11. The Wolesi Jirga demonstrated continued dissatisfaction over low budget execution rates and, on 11 December, rejected the expenditure report for the fiscal year 1390 (21 March 2011-20 March 2012). On 14 January, the ministers of energy and water, education, urban development, the interior, economy, mines, higher education, counter-narcotics, commerce and industry, information and culture, and defence were summoned for interpellation over complaints that their institutions had spent less than half of the allocated funds. Only 7 of the 11 ministers appeared, with the Government pointing out that the remaining ministers had not been in office during the relevant period. The Wolesi Jirga refused to proceed and resolved to again summon all 11 ministers upon its return from its winter recess in March. On 20 January, the Wolesi Jirga approved the national budget for the fiscal year 1392 (21 December 2012-20 December 2013) after twice rejecting it.
12. The phased transfer of lead security responsibility from ISAF to Afghan security institutions continued. On 31 December, the President announced that the fourth tranche of the transition was set to begin in March, comprising 52 districts largely in the north and centre of the country. With that announcement, 23 provinces have begun, or completed, the transition. The fourth tranche includes areas home to 11 per cent of the population. Accordingly, when combined with the three previous phases, 87 per cent of the population is now under security for which Afghanistan bears lead responsibility. During the President’s visit to the United States in January, it was agreed that the fifth and final tranche would be announced in the first quarter of 2013, but would be implemented in the middle of the year.

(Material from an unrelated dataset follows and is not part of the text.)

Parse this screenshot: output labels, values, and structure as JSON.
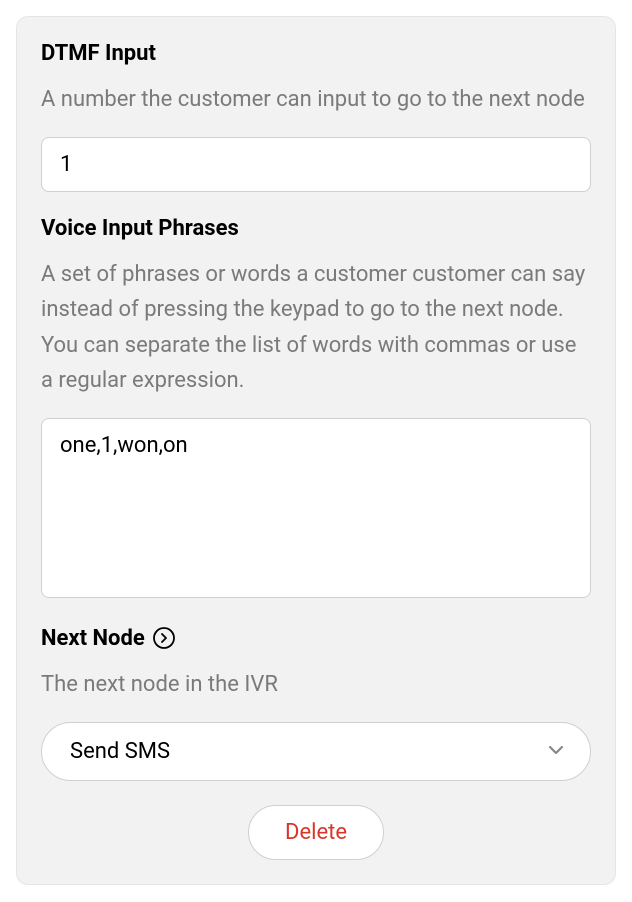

13. Afghan and international stakeholders continued to discuss the shape and scope of international political and military engagement in the post-2014 period. Legal privileges and immunities for United States troops remained a delicate issue and, on 14 January, the President stated that such privileges and immunities could be approved only by the Afghan people through a consultative gathering, or jirga. On 29 January, Afghanistan and the United States launched a third round of talks on a bilateral security agreement. On 6 February, during an official visit to Oslo, the President signed a strategic partnership agreement with Norway, which set forth cooperation until 2017, with a focus on education, good governance, rural development, women’s rights and anti-corruption efforts.